Interface dataset entries:
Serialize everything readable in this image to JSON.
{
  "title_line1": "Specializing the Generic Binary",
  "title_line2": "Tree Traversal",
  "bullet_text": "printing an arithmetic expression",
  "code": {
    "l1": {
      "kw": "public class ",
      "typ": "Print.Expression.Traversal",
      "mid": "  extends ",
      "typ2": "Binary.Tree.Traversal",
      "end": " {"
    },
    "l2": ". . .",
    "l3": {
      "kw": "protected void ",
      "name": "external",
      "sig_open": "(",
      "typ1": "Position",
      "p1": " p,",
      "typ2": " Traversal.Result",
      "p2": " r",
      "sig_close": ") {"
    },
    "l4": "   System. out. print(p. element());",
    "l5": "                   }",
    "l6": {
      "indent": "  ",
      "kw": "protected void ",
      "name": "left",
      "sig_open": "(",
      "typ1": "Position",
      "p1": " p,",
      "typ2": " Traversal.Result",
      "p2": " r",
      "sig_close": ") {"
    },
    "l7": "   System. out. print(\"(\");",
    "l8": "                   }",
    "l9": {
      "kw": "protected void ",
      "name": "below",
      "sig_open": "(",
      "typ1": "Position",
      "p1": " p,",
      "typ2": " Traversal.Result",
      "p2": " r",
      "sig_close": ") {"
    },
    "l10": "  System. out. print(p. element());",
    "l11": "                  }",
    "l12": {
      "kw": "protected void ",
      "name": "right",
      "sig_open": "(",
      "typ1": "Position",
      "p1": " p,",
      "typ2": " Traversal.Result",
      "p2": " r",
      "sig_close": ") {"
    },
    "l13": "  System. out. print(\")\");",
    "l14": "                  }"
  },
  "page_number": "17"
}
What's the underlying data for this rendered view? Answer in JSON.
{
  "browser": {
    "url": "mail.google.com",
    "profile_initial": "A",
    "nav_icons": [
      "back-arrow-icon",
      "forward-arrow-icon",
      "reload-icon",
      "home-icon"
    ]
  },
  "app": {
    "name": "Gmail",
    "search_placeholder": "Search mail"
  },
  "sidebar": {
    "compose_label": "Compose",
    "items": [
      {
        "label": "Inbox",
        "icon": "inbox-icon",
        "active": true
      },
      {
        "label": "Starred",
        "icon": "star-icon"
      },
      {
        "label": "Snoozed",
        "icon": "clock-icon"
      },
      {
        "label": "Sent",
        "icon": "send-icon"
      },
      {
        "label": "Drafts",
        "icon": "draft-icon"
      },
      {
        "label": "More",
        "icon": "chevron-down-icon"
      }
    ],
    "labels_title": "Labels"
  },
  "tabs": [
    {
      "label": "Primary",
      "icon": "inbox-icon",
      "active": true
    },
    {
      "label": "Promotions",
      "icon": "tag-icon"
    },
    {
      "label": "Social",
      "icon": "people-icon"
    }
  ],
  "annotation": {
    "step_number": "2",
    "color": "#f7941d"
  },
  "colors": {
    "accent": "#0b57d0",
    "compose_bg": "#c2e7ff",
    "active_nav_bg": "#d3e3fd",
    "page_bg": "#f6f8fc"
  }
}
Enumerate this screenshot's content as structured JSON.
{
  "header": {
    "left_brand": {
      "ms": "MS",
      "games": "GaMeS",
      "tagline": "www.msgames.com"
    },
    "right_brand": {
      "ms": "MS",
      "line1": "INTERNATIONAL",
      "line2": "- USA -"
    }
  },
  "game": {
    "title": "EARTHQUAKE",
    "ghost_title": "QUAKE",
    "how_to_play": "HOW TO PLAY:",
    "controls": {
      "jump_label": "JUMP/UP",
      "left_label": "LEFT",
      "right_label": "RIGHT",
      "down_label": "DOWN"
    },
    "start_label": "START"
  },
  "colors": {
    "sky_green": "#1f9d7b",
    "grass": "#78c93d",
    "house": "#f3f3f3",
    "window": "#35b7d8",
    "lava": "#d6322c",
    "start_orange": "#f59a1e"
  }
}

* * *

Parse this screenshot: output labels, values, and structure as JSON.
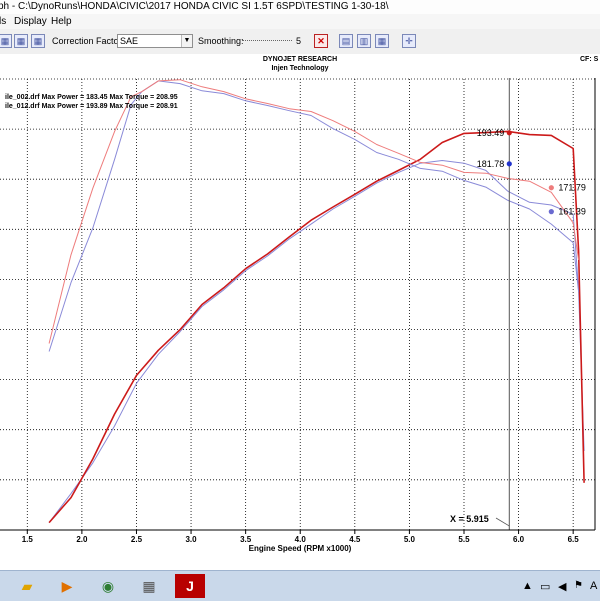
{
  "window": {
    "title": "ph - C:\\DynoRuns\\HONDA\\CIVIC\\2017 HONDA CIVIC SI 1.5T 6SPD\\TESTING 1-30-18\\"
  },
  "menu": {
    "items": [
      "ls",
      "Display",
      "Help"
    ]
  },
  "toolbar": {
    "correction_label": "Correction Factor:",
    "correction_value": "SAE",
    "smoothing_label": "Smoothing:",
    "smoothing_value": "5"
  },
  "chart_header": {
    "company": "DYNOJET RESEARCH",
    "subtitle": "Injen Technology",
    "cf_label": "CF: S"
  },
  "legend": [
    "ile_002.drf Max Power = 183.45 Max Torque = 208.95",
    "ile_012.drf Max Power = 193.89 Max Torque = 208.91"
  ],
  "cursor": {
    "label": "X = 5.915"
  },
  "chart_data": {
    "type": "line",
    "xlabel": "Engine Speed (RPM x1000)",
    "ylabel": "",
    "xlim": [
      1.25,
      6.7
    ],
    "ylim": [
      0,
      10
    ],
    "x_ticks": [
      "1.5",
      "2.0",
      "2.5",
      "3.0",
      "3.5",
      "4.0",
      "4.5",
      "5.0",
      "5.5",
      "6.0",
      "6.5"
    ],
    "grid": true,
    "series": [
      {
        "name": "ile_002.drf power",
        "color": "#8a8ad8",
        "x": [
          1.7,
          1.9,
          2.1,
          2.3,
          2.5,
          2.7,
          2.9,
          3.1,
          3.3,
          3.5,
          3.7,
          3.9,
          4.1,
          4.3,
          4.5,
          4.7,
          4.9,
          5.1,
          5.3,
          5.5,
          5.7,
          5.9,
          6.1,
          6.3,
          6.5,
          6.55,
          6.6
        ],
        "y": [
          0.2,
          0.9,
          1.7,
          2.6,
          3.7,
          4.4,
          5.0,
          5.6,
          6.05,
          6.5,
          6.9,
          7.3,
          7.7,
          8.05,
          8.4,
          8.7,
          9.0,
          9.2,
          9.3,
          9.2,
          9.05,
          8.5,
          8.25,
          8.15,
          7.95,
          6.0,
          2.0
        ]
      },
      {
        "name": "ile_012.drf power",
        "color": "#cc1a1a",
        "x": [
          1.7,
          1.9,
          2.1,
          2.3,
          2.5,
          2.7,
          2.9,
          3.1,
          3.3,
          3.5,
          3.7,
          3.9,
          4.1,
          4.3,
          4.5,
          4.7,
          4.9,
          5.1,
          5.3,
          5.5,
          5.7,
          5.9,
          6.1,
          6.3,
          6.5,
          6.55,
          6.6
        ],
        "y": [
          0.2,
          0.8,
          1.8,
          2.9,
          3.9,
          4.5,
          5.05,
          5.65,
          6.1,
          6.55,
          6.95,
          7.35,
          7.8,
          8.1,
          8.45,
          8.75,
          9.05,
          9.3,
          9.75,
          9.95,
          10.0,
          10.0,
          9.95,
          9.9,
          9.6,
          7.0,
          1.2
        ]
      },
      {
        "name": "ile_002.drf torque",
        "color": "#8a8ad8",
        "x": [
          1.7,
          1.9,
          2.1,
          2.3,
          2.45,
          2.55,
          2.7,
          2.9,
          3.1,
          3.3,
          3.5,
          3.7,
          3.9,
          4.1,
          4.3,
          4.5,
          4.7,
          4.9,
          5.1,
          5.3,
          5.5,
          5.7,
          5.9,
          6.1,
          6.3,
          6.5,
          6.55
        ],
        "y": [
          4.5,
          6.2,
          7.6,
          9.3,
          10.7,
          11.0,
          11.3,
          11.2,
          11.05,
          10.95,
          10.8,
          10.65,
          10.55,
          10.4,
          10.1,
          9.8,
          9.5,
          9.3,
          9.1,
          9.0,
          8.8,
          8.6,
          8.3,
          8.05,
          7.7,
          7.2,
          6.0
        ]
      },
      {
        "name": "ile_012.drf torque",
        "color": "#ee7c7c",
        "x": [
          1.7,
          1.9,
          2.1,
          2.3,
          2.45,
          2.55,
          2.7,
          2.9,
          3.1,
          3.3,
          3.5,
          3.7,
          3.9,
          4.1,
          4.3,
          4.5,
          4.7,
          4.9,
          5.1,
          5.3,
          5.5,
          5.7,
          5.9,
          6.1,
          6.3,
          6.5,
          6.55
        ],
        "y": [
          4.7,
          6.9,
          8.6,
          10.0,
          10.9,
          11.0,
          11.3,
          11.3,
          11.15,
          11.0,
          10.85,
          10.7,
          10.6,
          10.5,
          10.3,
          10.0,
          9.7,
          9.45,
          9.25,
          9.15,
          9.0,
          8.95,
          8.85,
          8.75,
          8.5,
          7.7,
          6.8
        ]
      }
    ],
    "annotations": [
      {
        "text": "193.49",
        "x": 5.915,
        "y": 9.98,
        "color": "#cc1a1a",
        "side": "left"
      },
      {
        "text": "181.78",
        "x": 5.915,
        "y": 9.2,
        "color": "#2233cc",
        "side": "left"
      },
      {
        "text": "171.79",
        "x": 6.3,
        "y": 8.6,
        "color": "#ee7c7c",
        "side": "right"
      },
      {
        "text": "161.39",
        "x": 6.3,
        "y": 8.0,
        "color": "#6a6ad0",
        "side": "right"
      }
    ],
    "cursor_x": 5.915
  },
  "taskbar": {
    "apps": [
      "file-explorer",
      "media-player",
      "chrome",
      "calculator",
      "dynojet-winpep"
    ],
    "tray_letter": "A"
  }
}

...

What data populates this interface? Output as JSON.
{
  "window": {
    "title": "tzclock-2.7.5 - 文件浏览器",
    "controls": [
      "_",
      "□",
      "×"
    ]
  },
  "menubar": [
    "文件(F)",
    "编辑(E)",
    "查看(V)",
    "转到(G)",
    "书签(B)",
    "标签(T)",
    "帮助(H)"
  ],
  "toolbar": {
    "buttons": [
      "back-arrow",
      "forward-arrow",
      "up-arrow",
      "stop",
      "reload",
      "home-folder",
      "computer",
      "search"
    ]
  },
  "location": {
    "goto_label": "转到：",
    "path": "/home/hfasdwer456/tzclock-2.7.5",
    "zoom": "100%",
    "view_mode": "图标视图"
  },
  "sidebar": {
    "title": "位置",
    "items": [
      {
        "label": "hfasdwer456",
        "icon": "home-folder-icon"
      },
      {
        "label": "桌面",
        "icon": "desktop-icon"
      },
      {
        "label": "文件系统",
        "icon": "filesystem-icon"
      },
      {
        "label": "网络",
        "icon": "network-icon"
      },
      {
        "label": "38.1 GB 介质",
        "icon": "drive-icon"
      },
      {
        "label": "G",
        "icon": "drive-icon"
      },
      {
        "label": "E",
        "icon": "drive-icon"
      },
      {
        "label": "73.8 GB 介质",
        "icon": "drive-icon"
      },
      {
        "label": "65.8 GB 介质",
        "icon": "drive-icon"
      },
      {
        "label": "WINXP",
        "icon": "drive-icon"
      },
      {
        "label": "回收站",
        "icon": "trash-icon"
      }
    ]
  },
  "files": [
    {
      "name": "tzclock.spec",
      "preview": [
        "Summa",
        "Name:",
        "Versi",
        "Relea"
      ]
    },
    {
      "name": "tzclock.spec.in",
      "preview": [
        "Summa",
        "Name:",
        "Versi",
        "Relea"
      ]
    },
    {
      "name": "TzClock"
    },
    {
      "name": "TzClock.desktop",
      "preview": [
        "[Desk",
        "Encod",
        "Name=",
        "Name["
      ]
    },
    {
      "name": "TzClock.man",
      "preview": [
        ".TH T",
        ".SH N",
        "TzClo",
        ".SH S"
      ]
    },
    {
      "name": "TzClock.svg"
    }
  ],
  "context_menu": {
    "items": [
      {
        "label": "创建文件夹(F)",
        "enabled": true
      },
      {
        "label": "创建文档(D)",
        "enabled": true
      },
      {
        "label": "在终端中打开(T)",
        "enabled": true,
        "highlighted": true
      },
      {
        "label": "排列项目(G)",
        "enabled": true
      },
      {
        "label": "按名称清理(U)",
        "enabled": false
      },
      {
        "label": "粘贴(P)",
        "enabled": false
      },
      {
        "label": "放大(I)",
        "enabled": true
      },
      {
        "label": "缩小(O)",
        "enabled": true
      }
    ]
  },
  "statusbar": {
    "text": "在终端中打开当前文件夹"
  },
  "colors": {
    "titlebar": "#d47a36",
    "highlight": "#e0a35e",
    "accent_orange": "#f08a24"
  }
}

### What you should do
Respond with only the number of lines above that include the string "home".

### Result for this exercise
4